Required action:
What is needed is an exact copy of the entries below, with the pictures left out.

Component data from apps and pages:

=====

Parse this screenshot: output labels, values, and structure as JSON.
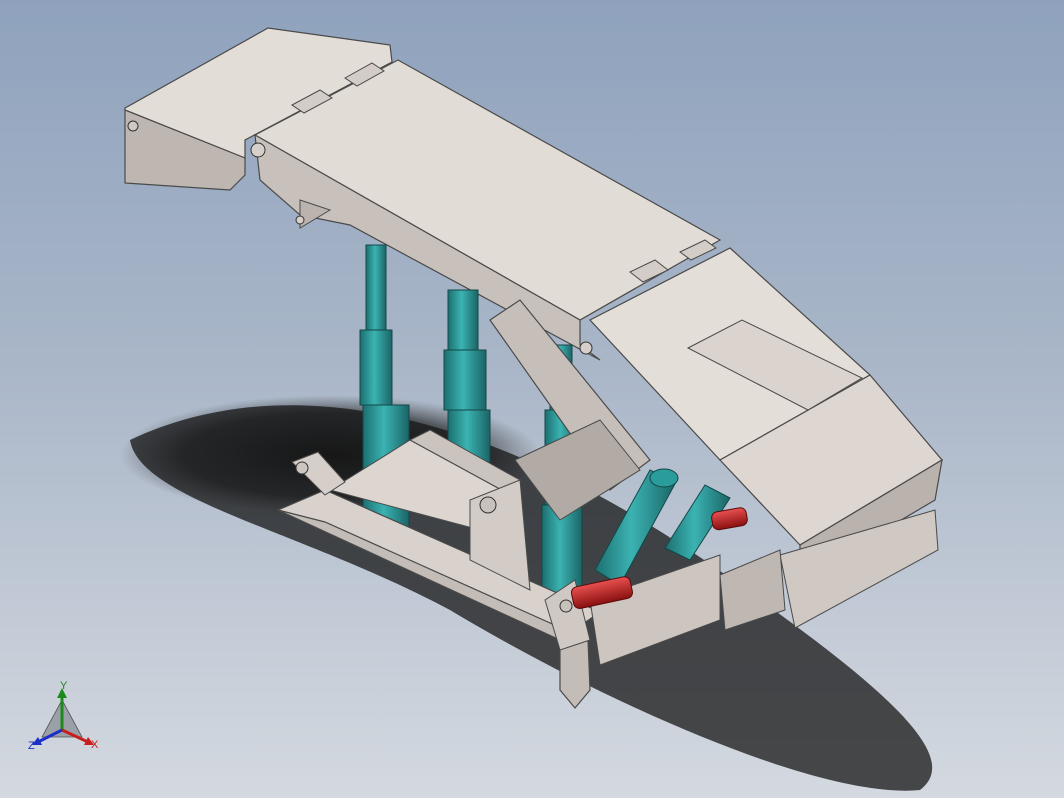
{
  "viewport": {
    "background_top": "#8fa2bd",
    "background_bottom": "#d4d9e0",
    "model_color": "#d9d2cc",
    "cylinder_color": "#2a9c9c",
    "rod_color": "#cc2020"
  },
  "triad": {
    "y_label": "Y",
    "x_label": "X",
    "z_label": "Z",
    "y_color": "#1c8a1c",
    "x_color": "#c81e1e",
    "z_color": "#1e2fc8"
  }
}
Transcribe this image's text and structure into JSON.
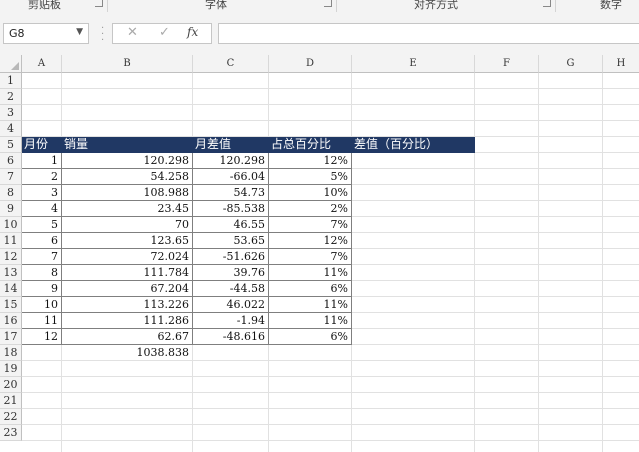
{
  "ribbon": {
    "groups": [
      "剪贴板",
      "字体",
      "对齐方式",
      "数字"
    ]
  },
  "formula_bar": {
    "name_box": "G8",
    "cancel_icon": "✕",
    "enter_icon": "✓",
    "fx_label": "fx",
    "formula": ""
  },
  "columns": [
    "A",
    "B",
    "C",
    "D",
    "E",
    "F",
    "G",
    "H"
  ],
  "rows": [
    "1",
    "2",
    "3",
    "4",
    "5",
    "6",
    "7",
    "8",
    "9",
    "10",
    "11",
    "12",
    "13",
    "14",
    "15",
    "16",
    "17",
    "18",
    "19",
    "20",
    "21",
    "22",
    "23"
  ],
  "table": {
    "headers": [
      "月份",
      "销量",
      "月差值",
      "占总百分比",
      "差值（百分比）"
    ],
    "rows": [
      [
        "1",
        "120.298",
        "120.298",
        "12%"
      ],
      [
        "2",
        "54.258",
        "-66.04",
        "5%"
      ],
      [
        "3",
        "108.988",
        "54.73",
        "10%"
      ],
      [
        "4",
        "23.45",
        "-85.538",
        "2%"
      ],
      [
        "5",
        "70",
        "46.55",
        "7%"
      ],
      [
        "6",
        "123.65",
        "53.65",
        "12%"
      ],
      [
        "7",
        "72.024",
        "-51.626",
        "7%"
      ],
      [
        "8",
        "111.784",
        "39.76",
        "11%"
      ],
      [
        "9",
        "67.204",
        "-44.58",
        "6%"
      ],
      [
        "10",
        "113.226",
        "46.022",
        "11%"
      ],
      [
        "11",
        "111.286",
        "-1.94",
        "11%"
      ],
      [
        "12",
        "62.67",
        "-48.616",
        "6%"
      ]
    ],
    "total": "1038.838"
  },
  "colors": {
    "header_fill": "#203864",
    "header_text": "#ffffff"
  }
}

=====

Response to this task:
Parse this screenshot: output labels, values, and structure as JSON.
{
  "viewport": {
    "background_top": "#8fa2bd",
    "background_bottom": "#d4d9e0",
    "model_color": "#d9d2cc",
    "cylinder_color": "#2a9c9c",
    "rod_color": "#cc2020"
  },
  "triad": {
    "y_label": "Y",
    "x_label": "X",
    "z_label": "Z",
    "y_color": "#1c8a1c",
    "x_color": "#c81e1e",
    "z_color": "#1e2fc8"
  }
}
Transcribe this image's text and structure into JSON.
{
  "ribbon": {
    "groups": [
      "剪贴板",
      "字体",
      "对齐方式",
      "数字"
    ]
  },
  "formula_bar": {
    "name_box": "G8",
    "cancel_icon": "✕",
    "enter_icon": "✓",
    "fx_label": "fx",
    "formula": ""
  },
  "columns": [
    "A",
    "B",
    "C",
    "D",
    "E",
    "F",
    "G",
    "H"
  ],
  "rows": [
    "1",
    "2",
    "3",
    "4",
    "5",
    "6",
    "7",
    "8",
    "9",
    "10",
    "11",
    "12",
    "13",
    "14",
    "15",
    "16",
    "17",
    "18",
    "19",
    "20",
    "21",
    "22",
    "23"
  ],
  "table": {
    "headers": [
      "月份",
      "销量",
      "月差值",
      "占总百分比",
      "差值（百分比）"
    ],
    "rows": [
      [
        "1",
        "120.298",
        "120.298",
        "12%"
      ],
      [
        "2",
        "54.258",
        "-66.04",
        "5%"
      ],
      [
        "3",
        "108.988",
        "54.73",
        "10%"
      ],
      [
        "4",
        "23.45",
        "-85.538",
        "2%"
      ],
      [
        "5",
        "70",
        "46.55",
        "7%"
      ],
      [
        "6",
        "123.65",
        "53.65",
        "12%"
      ],
      [
        "7",
        "72.024",
        "-51.626",
        "7%"
      ],
      [
        "8",
        "111.784",
        "39.76",
        "11%"
      ],
      [
        "9",
        "67.204",
        "-44.58",
        "6%"
      ],
      [
        "10",
        "113.226",
        "46.022",
        "11%"
      ],
      [
        "11",
        "111.286",
        "-1.94",
        "11%"
      ],
      [
        "12",
        "62.67",
        "-48.616",
        "6%"
      ]
    ],
    "total": "1038.838"
  },
  "colors": {
    "header_fill": "#203864",
    "header_text": "#ffffff"
  }
}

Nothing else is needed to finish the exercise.